Autism, or autism spectrum disorder (ASD), is a developmental disability characterized by challenges with social skills, speech, non-verbal communication, and repetitive behaviors. Typically, there is nothing visually that sets people with ASD apart from anyone else; however, people with ASD may learn, interact, behave, and communicate in ways that are different from most people.
The reason that autism is also called autism spectrum disorder is that the disability occurs on a spectrum, with the range and severity of symptoms varying widely. Children or adults with autism might:
- Avoiding contact and wanting to be alone
- Having trouble understand other people’s emotions or talking about their own feelings
- Might be unaware when people talk to them
- Have trouble expressing their needs using typical words
- Have trouble adapting when a routine changes
- Not look at objects when another person points to them
- Have unusual reactions to the way things smell, taste, feel, look, or sound
Diagnosing autism can be difficult since there is no medical test that can determine the disorder. Autism, however, can sometimes be detected at 18 months or younger and by age two, an experienced professional can usually provide a reliable diagnosis. Early recognition, as well as behavioral, educational, and family therapies may reduce symptoms and support development and learning.
ASD occurs in all racial, ethnic, and socioeconomic groups. ASD is four times more common among boys than among girls. There are several environmental, biological, and genetic factors that make a child more likely to have an ASD, including:
- Children born to older parents
- Children with a sibling who has ASD
- The prescription drugs valproic acid and thalidomide have been linked with a higher risk of ASD if taken during pregnancy

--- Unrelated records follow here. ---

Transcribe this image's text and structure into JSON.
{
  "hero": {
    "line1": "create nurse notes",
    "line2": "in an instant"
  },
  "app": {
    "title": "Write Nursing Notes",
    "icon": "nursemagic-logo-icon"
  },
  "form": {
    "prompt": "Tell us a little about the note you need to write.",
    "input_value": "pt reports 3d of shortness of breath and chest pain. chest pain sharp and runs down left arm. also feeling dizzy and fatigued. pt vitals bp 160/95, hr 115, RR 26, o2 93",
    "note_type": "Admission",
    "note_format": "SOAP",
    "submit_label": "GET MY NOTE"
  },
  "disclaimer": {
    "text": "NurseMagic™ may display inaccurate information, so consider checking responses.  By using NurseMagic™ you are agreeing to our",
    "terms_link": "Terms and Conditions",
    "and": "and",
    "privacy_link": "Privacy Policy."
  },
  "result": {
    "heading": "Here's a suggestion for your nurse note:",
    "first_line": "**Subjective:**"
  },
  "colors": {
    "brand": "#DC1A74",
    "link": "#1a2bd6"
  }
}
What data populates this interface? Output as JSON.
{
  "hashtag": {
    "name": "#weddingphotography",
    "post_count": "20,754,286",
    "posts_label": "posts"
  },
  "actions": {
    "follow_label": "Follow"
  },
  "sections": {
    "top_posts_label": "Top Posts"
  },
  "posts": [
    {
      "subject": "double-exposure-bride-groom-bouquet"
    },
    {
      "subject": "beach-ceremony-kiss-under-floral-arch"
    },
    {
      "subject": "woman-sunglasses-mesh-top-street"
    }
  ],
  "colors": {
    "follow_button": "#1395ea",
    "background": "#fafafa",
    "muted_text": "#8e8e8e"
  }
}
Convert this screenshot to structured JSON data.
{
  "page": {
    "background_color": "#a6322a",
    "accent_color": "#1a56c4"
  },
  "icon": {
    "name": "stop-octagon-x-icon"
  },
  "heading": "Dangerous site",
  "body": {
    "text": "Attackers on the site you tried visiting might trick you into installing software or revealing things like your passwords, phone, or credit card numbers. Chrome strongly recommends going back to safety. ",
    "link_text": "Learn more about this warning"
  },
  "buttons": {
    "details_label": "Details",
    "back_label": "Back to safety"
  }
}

- ASD tends to occur more often in people who have certain genetic or chromosomal conditions.
According to the CDC’s Autism and Developmental Disabilities Monitoring (ADDM) Network, about 1 in 59 children has been identified with ASD. About 1 in 28 boys in New Jersey have autism.
The estimated state-level prevalence of ever-diagnosed autism varies from about 1.54% in Texas to 4.88% in Florida. Other states with low prevalence below 2% are Colorado, Alaska, Hawaii, Georgia, Tennessee, Nebraska, North Dakota, South Dakota, and Ohio. Other states with high prevalence above 4% are Rhode Island, Maryland, and Washington D.C.